Enthusiasm swirls as crafters use shaving cream to create postcards
MIDDLEBORO — With the help of shaving cream, of all things, participants created their own uniquely designed postcards at the Middleboro Public Library, adding color to a grey winter day and learning a little history in the process.
About 20 people learned the art of paper marbling at a program Saturday, Feb. 3 at Middleboro Public Library. The program was hosted by Old Colony History Museum as part of its “Let’s Make History’’ series.
Paper marbling is an historic art once used in the process of making books. The craft, which takes its name from the designs’ resemblance to marble shapes in rocks, was once commonly utilized to create patterns that decorated the end papers — the insides of the front and back covers.
Bronson Michaud, Curator of Collections at the museum, taught participants a modern spin on the classic art, leading to a colorful finished product within minutes.
To make their postcards, they started by spraying a layer of shaving cream to cover the bottom of a baking dish. They then added drops of food coloring which they swirled around to create a marbled effect.
Card stock was then placed into the paint-spattered shaving cream and lifted off.
Once the shaving cream was scraped off and the card stock had dried, a final marbled designed card was revealed.
“They did fantastic,’’ Michaud said.
The library tries to offer a range of activities, Reference and Adult Services Librarian Libby Fox said, and this one also combined historical information.
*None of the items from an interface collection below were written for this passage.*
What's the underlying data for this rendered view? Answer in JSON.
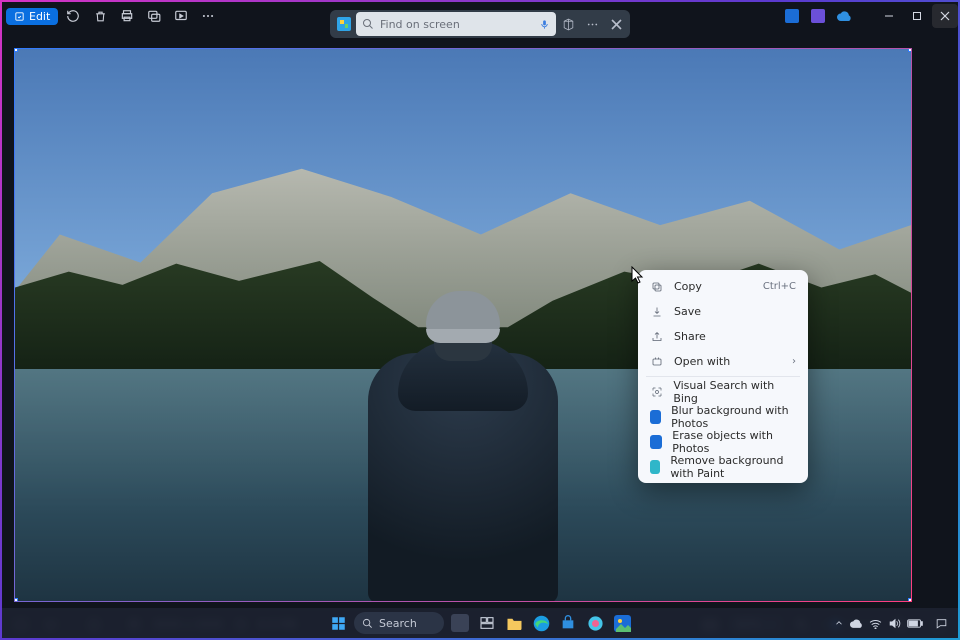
{
  "titlebar": {
    "edit_label": "Edit"
  },
  "search": {
    "placeholder": "Find on screen"
  },
  "context_menu": {
    "copy": "Copy",
    "copy_kb": "Ctrl+C",
    "save": "Save",
    "share": "Share",
    "open_with": "Open with",
    "visual_search": "Visual Search with Bing",
    "blur_bg": "Blur background with Photos",
    "erase": "Erase objects with Photos",
    "remove_bg": "Remove background with Paint"
  },
  "status": {
    "dimensions": "3000 x 2000",
    "filesize": "6.9 MB",
    "zoom": "62%"
  },
  "taskbar": {
    "search": "Search"
  },
  "tray": {
    "time": "",
    "date": ""
  }
}
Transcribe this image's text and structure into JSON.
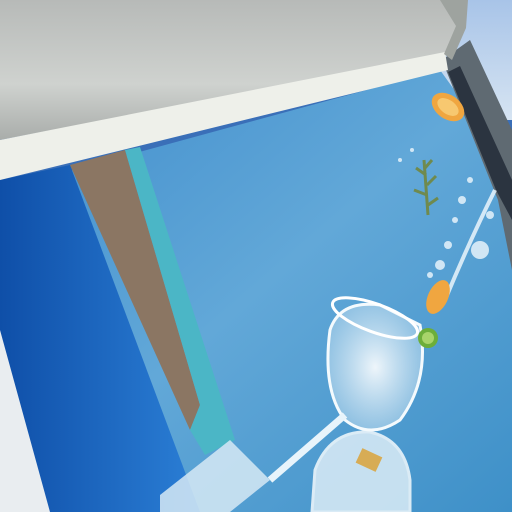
{
  "scene": {
    "kind": "photo",
    "subject": "billboard-corner-with-gin-glass-advert",
    "colors": {
      "sky": "#b9d0ea",
      "frame_grey": "#c9ccc9",
      "frame_shadow": "#8f9390",
      "frame_highlight": "#f2f2ee",
      "poster_sky": "#5ea4d6",
      "poster_deep": "#1557b0",
      "poster_mid": "#2a7ad0",
      "poster_brown": "#8a7360",
      "poster_teal": "#46b4c8",
      "glass_white": "#eef6fb",
      "orange_slice": "#f0a640",
      "lime": "#6cae3a",
      "rosemary": "#6f8a4e"
    },
    "icons": [
      "frame-icon",
      "glass-icon",
      "orange-slice-icon",
      "lime-icon",
      "rosemary-icon"
    ]
  }
}
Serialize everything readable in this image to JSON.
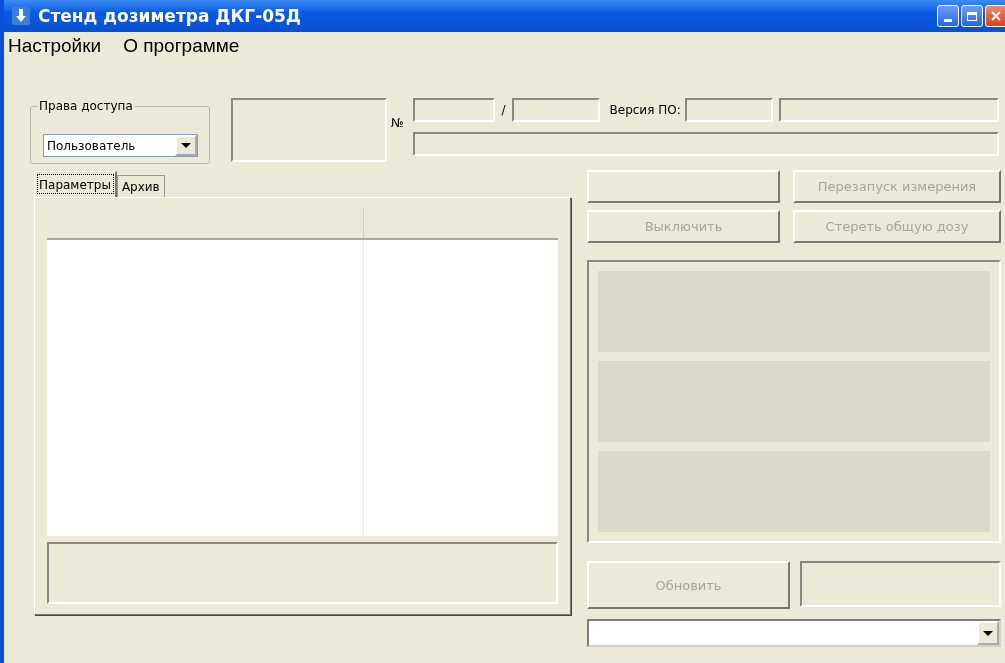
{
  "window": {
    "title": "Стенд дозиметра ДКГ-05Д"
  },
  "menu": [
    "Настройки",
    "О программе"
  ],
  "access": {
    "label": "Права доступа",
    "value": "Пользователь"
  },
  "device": {
    "number_label": "№",
    "separator": "/",
    "version_label": "Версия ПО:"
  },
  "tabs": [
    {
      "label": "Параметры",
      "selected": true
    },
    {
      "label": "Архив",
      "selected": false
    }
  ],
  "buttons": [
    {
      "label": "Перезапуск измерения",
      "disabled": true
    },
    {
      "label": "Выключить",
      "disabled": true
    },
    {
      "label": "Стереть общую дозу",
      "disabled": true
    }
  ],
  "refresh_button": {
    "label": "Обновить",
    "disabled": true
  }
}
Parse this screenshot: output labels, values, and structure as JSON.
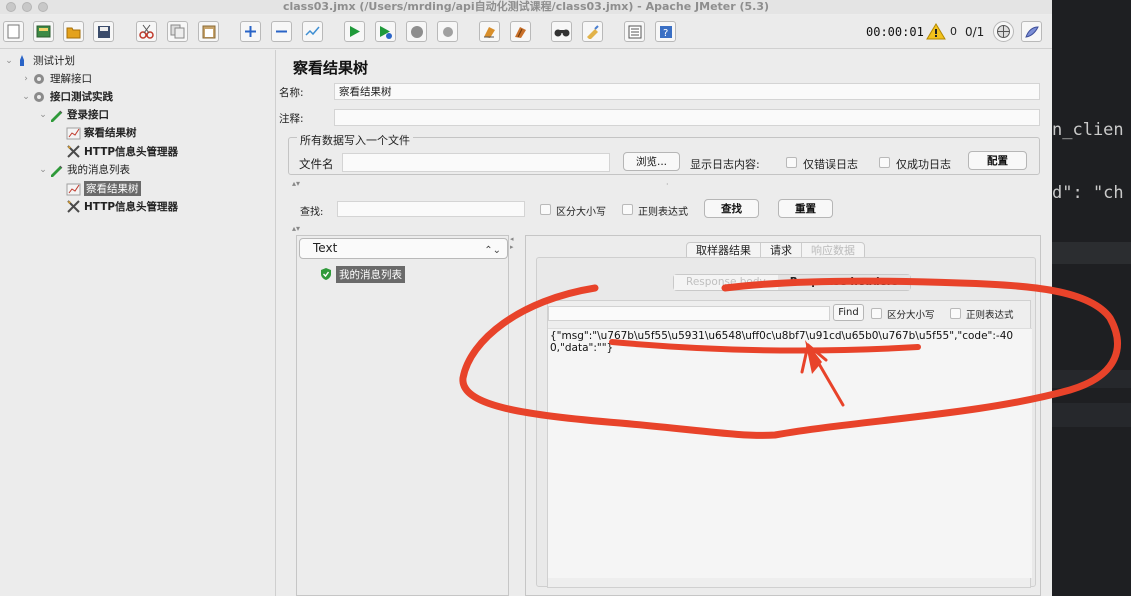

The library staff enjoys working with the museum, she said, because “they have a lot of wonderful programs.’’
“I like to try new crafts,’’ Laurie Ashley said as she worked on her creation. “The library offers great free interesting crafts and things to do.’’
Jennifer Jewell decided to give it a try when her friend sent a link about the program. “It was on a whim,’’ she said.
Laura Gerrior and her daughter Emily Gerrior made the program into a mother-daughter project, which they said they try to do frequently. “I think it’s great,’’ Laura said.
Such high praise is what Michaud aims for with their programs, which they offer at the museum and at outside locations such as the library. “I hope they learned some history, and I hope they had some fun.’’